* What is being asked:
Write every record out again exactly as shown below.

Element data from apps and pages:

>>>>

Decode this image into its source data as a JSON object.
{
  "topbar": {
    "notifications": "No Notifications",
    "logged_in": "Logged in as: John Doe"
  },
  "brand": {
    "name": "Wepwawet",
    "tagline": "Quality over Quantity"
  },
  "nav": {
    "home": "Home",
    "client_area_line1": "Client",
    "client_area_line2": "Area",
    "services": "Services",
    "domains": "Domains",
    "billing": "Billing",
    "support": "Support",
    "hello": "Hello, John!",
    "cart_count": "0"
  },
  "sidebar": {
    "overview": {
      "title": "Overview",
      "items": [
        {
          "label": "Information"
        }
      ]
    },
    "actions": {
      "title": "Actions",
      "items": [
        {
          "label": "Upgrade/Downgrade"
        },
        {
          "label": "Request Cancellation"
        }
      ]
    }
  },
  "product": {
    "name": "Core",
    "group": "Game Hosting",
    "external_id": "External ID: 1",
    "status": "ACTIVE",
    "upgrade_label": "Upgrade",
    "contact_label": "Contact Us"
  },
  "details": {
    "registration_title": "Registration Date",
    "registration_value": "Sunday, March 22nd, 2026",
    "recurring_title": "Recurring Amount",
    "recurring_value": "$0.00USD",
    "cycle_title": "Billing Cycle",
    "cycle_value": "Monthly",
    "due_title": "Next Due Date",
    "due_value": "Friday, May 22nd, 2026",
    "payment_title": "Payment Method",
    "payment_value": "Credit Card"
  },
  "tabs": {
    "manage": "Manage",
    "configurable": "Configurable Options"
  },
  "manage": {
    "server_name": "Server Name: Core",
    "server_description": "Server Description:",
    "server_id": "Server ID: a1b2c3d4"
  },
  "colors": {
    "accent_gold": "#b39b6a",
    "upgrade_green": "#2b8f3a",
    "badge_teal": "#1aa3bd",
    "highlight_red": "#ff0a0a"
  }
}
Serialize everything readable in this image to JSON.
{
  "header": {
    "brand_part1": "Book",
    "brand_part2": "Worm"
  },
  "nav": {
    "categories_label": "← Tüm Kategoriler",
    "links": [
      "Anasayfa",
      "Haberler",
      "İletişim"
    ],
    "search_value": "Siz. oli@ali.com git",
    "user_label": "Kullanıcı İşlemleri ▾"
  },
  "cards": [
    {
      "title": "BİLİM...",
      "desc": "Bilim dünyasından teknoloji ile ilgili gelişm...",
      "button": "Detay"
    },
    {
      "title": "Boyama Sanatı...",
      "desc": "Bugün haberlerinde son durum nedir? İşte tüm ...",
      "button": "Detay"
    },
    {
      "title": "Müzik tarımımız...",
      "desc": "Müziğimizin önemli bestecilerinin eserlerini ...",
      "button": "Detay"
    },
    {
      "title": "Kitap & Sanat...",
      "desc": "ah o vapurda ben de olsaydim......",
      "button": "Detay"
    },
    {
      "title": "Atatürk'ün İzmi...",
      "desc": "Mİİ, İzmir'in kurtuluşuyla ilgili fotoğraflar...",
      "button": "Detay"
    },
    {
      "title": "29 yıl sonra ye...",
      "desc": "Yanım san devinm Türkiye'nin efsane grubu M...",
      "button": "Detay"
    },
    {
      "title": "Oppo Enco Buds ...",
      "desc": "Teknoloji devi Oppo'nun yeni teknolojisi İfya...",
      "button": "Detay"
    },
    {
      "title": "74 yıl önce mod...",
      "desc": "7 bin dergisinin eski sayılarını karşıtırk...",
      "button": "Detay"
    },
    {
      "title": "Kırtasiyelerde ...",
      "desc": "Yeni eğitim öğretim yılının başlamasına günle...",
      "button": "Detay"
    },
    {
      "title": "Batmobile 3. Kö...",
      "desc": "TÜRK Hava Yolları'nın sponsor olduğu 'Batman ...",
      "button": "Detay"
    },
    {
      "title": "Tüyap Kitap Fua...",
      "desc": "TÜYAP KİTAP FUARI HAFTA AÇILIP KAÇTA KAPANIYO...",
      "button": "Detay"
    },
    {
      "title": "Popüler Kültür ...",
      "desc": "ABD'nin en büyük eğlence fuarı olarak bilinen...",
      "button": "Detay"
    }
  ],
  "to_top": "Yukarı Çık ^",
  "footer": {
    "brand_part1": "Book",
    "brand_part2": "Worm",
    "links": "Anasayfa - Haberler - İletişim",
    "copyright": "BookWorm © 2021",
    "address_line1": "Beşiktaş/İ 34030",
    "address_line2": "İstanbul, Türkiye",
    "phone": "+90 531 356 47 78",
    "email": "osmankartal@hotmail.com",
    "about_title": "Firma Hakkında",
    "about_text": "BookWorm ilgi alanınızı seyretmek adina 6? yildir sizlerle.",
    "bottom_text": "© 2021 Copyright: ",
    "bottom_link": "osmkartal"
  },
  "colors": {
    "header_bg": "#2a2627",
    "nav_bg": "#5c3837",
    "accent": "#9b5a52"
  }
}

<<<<

* Exercise answer:
Decode this image into its source data as a JSON object.
{
  "topbar": {
    "notifications": "No Notifications",
    "logged_in": "Logged in as: John Doe"
  },
  "brand": {
    "name": "Wepwawet",
    "tagline": "Quality over Quantity"
  },
  "nav": {
    "home": "Home",
    "client_area_line1": "Client",
    "client_area_line2": "Area",
    "services": "Services",
    "domains": "Domains",
    "billing": "Billing",
    "support": "Support",
    "hello": "Hello, John!",
    "cart_count": "0"
  },
  "sidebar": {
    "overview": {
      "title": "Overview",
      "items": [
        {
          "label": "Information"
        }
      ]
    },
    "actions": {
      "title": "Actions",
      "items": [
        {
          "label": "Upgrade/Downgrade"
        },
        {
          "label": "Request Cancellation"
        }
      ]
    }
  },
  "product": {
    "name": "Core",
    "group": "Game Hosting",
    "external_id": "External ID: 1",
    "status": "ACTIVE",
    "upgrade_label": "Upgrade",
    "contact_label": "Contact Us"
  },
  "details": {
    "registration_title": "Registration Date",
    "registration_value": "Sunday, March 22nd, 2026",
    "recurring_title": "Recurring Amount",
    "recurring_value": "$0.00USD",
    "cycle_title": "Billing Cycle",
    "cycle_value": "Monthly",
    "due_title": "Next Due Date",
    "due_value": "Friday, May 22nd, 2026",
    "payment_title": "Payment Method",
    "payment_value": "Credit Card"
  },
  "tabs": {
    "manage": "Manage",
    "configurable": "Configurable Options"
  },
  "manage": {
    "server_name": "Server Name: Core",
    "server_description": "Server Description:",
    "server_id": "Server ID: a1b2c3d4"
  },
  "colors": {
    "accent_gold": "#b39b6a",
    "upgrade_green": "#2b8f3a",
    "badge_teal": "#1aa3bd",
    "highlight_red": "#ff0a0a"
  }
}
Serialize everything readable in this image to JSON.
{
  "header": {
    "brand_part1": "Book",
    "brand_part2": "Worm"
  },
  "nav": {
    "categories_label": "← Tüm Kategoriler",
    "links": [
      "Anasayfa",
      "Haberler",
      "İletişim"
    ],
    "search_value": "Siz. oli@ali.com git",
    "user_label": "Kullanıcı İşlemleri ▾"
  },
  "cards": [
    {
      "title": "BİLİM...",
      "desc": "Bilim dünyasından teknoloji ile ilgili gelişm...",
      "button": "Detay"
    },
    {
      "title": "Boyama Sanatı...",
      "desc": "Bugün haberlerinde son durum nedir? İşte tüm ...",
      "button": "Detay"
    },
    {
      "title": "Müzik tarımımız...",
      "desc": "Müziğimizin önemli bestecilerinin eserlerini ...",
      "button": "Detay"
    },
    {
      "title": "Kitap & Sanat...",
      "desc": "ah o vapurda ben de olsaydim......",
      "button": "Detay"
    },
    {
      "title": "Atatürk'ün İzmi...",
      "desc": "Mİİ, İzmir'in kurtuluşuyla ilgili fotoğraflar...",
      "button": "Detay"
    },
    {
      "title": "29 yıl sonra ye...",
      "desc": "Yanım san devinm Türkiye'nin efsane grubu M...",
      "button": "Detay"
    },
    {
      "title": "Oppo Enco Buds ...",
      "desc": "Teknoloji devi Oppo'nun yeni teknolojisi İfya...",
      "button": "Detay"
    },
    {
      "title": "74 yıl önce mod...",
      "desc": "7 bin dergisinin eski sayılarını karşıtırk...",
      "button": "Detay"
    },
    {
      "title": "Kırtasiyelerde ...",
      "desc": "Yeni eğitim öğretim yılının başlamasına günle...",
      "button": "Detay"
    },
    {
      "title": "Batmobile 3. Kö...",
      "desc": "TÜRK Hava Yolları'nın sponsor olduğu 'Batman ...",
      "button": "Detay"
    },
    {
      "title": "Tüyap Kitap Fua...",
      "desc": "TÜYAP KİTAP FUARI HAFTA AÇILIP KAÇTA KAPANIYO...",
      "button": "Detay"
    },
    {
      "title": "Popüler Kültür ...",
      "desc": "ABD'nin en büyük eğlence fuarı olarak bilinen...",
      "button": "Detay"
    }
  ],
  "to_top": "Yukarı Çık ^",
  "footer": {
    "brand_part1": "Book",
    "brand_part2": "Worm",
    "links": "Anasayfa - Haberler - İletişim",
    "copyright": "BookWorm © 2021",
    "address_line1": "Beşiktaş/İ 34030",
    "address_line2": "İstanbul, Türkiye",
    "phone": "+90 531 356 47 78",
    "email": "osmankartal@hotmail.com",
    "about_title": "Firma Hakkında",
    "about_text": "BookWorm ilgi alanınızı seyretmek adina 6? yildir sizlerle.",
    "bottom_text": "© 2021 Copyright: ",
    "bottom_link": "osmkartal"
  },
  "colors": {
    "header_bg": "#2a2627",
    "nav_bg": "#5c3837",
    "accent": "#9b5a52"
  }
}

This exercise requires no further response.